All in 102 days.
The new major championship season in golf — one each month, starting with the Masters in April — could take time before players can adjust. And that was just the start. Throw in the Olympics and the Ryder Cup next year, and the schedule will be relentless.
“I felt like majors were coming almost too fast, one after the other,” Francesco Molinari said. “And to add the Olympic Games, too, it’s not going to be an easy year for anyone. … So that’s how golf is right now, and we just need to make the most of it.”
It wasn’t that big of a deal for Tiger Woods, who played only 16 competition rounds in those 102 days. Woods pledged late last year that he wasn’t going to be playing as much, and he lived up to his word.
“It seems yesterday we were playing in Augusta and, all of a sudden, the four majors are gone,” said Molinari, who is skipping the World Golf Championships event this week in Memphis, Tennessee. “So I think it’s something that hopefully next year we will get more used to it. But this year it’s been a big change.”

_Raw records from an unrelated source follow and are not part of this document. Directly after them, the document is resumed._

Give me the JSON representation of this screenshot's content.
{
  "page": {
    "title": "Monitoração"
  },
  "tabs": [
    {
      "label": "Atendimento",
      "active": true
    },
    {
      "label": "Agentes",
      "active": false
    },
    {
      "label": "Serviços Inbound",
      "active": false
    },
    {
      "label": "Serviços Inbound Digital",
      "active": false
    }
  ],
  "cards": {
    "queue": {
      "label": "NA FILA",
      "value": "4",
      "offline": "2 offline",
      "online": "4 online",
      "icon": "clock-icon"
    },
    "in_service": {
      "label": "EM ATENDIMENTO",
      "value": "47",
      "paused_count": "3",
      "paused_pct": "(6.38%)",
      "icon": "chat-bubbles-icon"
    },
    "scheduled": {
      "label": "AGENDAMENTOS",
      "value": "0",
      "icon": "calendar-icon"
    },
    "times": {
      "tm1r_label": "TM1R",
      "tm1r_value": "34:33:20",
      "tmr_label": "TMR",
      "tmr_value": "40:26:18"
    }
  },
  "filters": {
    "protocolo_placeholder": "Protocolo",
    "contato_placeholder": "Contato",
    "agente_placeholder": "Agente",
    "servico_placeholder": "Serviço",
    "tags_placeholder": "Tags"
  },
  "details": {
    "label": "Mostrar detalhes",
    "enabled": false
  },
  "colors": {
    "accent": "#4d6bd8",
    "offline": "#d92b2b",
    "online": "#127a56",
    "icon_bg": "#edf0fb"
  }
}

The Italian wasn’t alone in his thinking.
“The schedule has been tough this year,” Tommy Fleetwood said. “If you’re not playing great, you actually don’t have time this year to develop your game because you don’t have that time to take periods off, really. You’re constantly playing and you always have to turn up and perform with the way that it goes.”
Justin Rose touched on this at the Wells Fargo Championship in early May. He said for years, the Masters ended and players didn’t have to think about majors for nearly two months. He felt the schedule was too condensed, which he attributed to the FedEx Cup wanting to finish in August ahead of football season.

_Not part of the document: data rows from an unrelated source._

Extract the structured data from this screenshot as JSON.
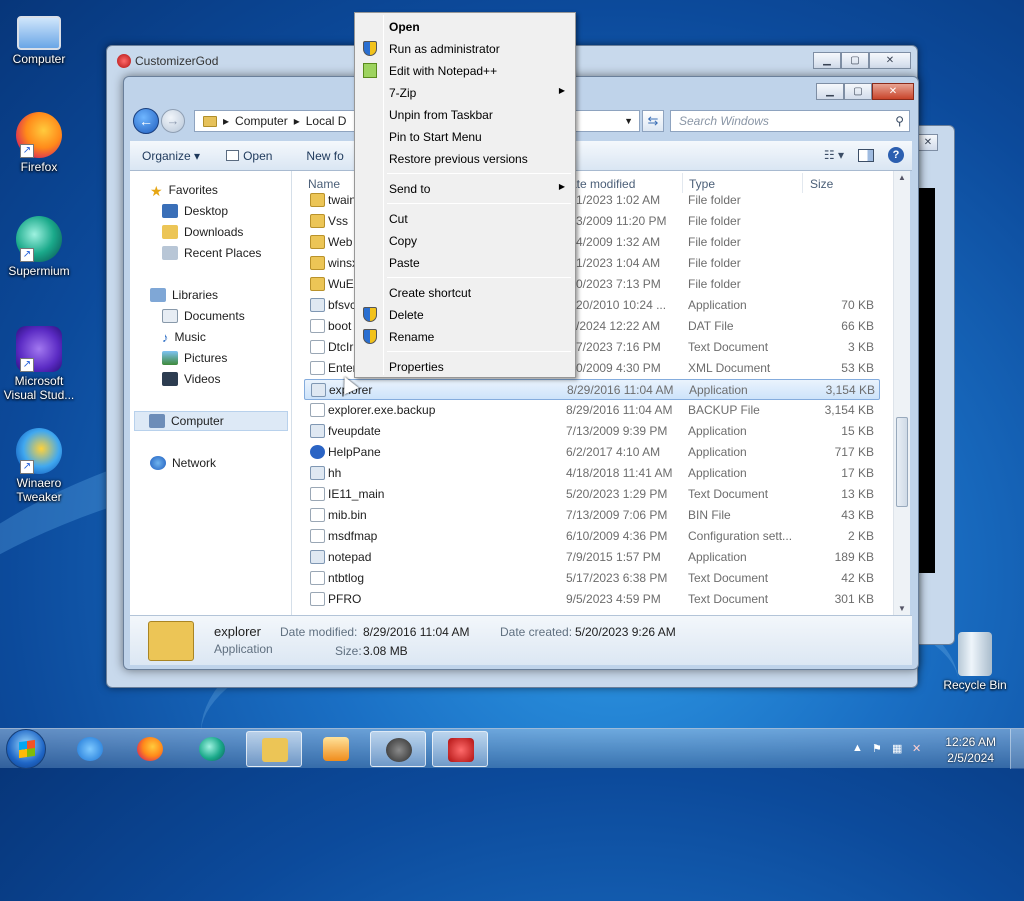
{
  "desktop": {
    "icons": [
      {
        "label": "Computer"
      },
      {
        "label": "Firefox"
      },
      {
        "label": "Supermium"
      },
      {
        "label": "Microsoft Visual Stud..."
      },
      {
        "label": "Winaero Tweaker"
      },
      {
        "label": "Recycle Bin"
      }
    ]
  },
  "back_window": {
    "title": "CustomizerGod"
  },
  "explorer": {
    "address": {
      "segments": [
        "Computer",
        "Local D"
      ],
      "search_placeholder": "Search Windows"
    },
    "toolbar": {
      "organize": "Organize ▾",
      "open": "Open",
      "new_folder": "New fo"
    },
    "nav": {
      "favorites": "Favorites",
      "desktop": "Desktop",
      "downloads": "Downloads",
      "recent": "Recent Places",
      "libraries": "Libraries",
      "documents": "Documents",
      "music": "Music",
      "pictures": "Pictures",
      "videos": "Videos",
      "computer": "Computer",
      "network": "Network"
    },
    "columns": {
      "name": "Name",
      "date": "ate modified",
      "type": "Type",
      "size": "Size"
    },
    "rows": [
      {
        "name": "twain",
        "date": "/21/2023 1:02 AM",
        "type": "File folder",
        "size": ""
      },
      {
        "name": "Vss",
        "date": "/13/2009 11:20 PM",
        "type": "File folder",
        "size": ""
      },
      {
        "name": "Web",
        "date": "/14/2009 1:32 AM",
        "type": "File folder",
        "size": ""
      },
      {
        "name": "winsx",
        "date": "/21/2023 1:04 AM",
        "type": "File folder",
        "size": ""
      },
      {
        "name": "WuE",
        "date": "/20/2023 7:13 PM",
        "type": "File folder",
        "size": ""
      },
      {
        "name": "bfsvc",
        "date": "1/20/2010 10:24 ...",
        "type": "Application",
        "size": "70 KB"
      },
      {
        "name": "boot",
        "date": "/5/2024 12:22 AM",
        "type": "DAT File",
        "size": "66 KB"
      },
      {
        "name": "DtcIr",
        "date": "/17/2023 7:16 PM",
        "type": "Text Document",
        "size": "3 KB"
      },
      {
        "name": "Enter",
        "date": "/10/2009 4:30 PM",
        "type": "XML Document",
        "size": "53 KB"
      },
      {
        "name": "explorer",
        "date": "8/29/2016 11:04 AM",
        "type": "Application",
        "size": "3,154 KB"
      },
      {
        "name": "explorer.exe.backup",
        "date": "8/29/2016 11:04 AM",
        "type": "BACKUP File",
        "size": "3,154 KB"
      },
      {
        "name": "fveupdate",
        "date": "7/13/2009 9:39 PM",
        "type": "Application",
        "size": "15 KB"
      },
      {
        "name": "HelpPane",
        "date": "6/2/2017 4:10 AM",
        "type": "Application",
        "size": "717 KB"
      },
      {
        "name": "hh",
        "date": "4/18/2018 11:41 AM",
        "type": "Application",
        "size": "17 KB"
      },
      {
        "name": "IE11_main",
        "date": "5/20/2023 1:29 PM",
        "type": "Text Document",
        "size": "13 KB"
      },
      {
        "name": "mib.bin",
        "date": "7/13/2009 7:06 PM",
        "type": "BIN File",
        "size": "43 KB"
      },
      {
        "name": "msdfmap",
        "date": "6/10/2009 4:36 PM",
        "type": "Configuration sett...",
        "size": "2 KB"
      },
      {
        "name": "notepad",
        "date": "7/9/2015 1:57 PM",
        "type": "Application",
        "size": "189 KB"
      },
      {
        "name": "ntbtlog",
        "date": "5/17/2023 6:38 PM",
        "type": "Text Document",
        "size": "42 KB"
      },
      {
        "name": "PFRO",
        "date": "9/5/2023 4:59 PM",
        "type": "Text Document",
        "size": "301 KB"
      }
    ],
    "details": {
      "name": "explorer",
      "kind": "Application",
      "modified_label": "Date modified:",
      "modified": "8/29/2016 11:04 AM",
      "created_label": "Date created:",
      "created": "5/20/2023 9:26 AM",
      "size_label": "Size:",
      "size": "3.08 MB"
    }
  },
  "context_menu": {
    "items": [
      {
        "label": "Open"
      },
      {
        "label": "Run as administrator"
      },
      {
        "label": "Edit with Notepad++"
      },
      {
        "label": "7-Zip"
      },
      {
        "label": "Unpin from Taskbar"
      },
      {
        "label": "Pin to Start Menu"
      },
      {
        "label": "Restore previous versions"
      },
      {
        "label": "Send to"
      },
      {
        "label": "Cut"
      },
      {
        "label": "Copy"
      },
      {
        "label": "Paste"
      },
      {
        "label": "Create shortcut"
      },
      {
        "label": "Delete"
      },
      {
        "label": "Rename"
      },
      {
        "label": "Properties"
      }
    ]
  },
  "taskbar": {
    "time": "12:26 AM",
    "date": "2/5/2024"
  }
}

Rose won the FedEx Cup last year, along with the $10 million bonus.
“For me, a major championship should be the things that are protected the most,” Rose said. “That’s how all of our careers ultimately are going to be measured.”
This season, 18 golfers made the cut in all four majors — the most since 2015 and an increase of 11 from 2018. Among them were Rickie Fowler, Brooks Koepka, Dustin Johnson, Matt Wallace and Cameron Smith.
The only golfer who missed the cut in all four majors was Shugo Imahira, who received a special foreign invitation to the Masters this year.
There are 263 days between the end of the Open Championship and the start of the Masters next year. That’s the longest gap between majors since 1971, when the PGA Championship was held in Florida and moved to February. The Open ended on July 15 that year.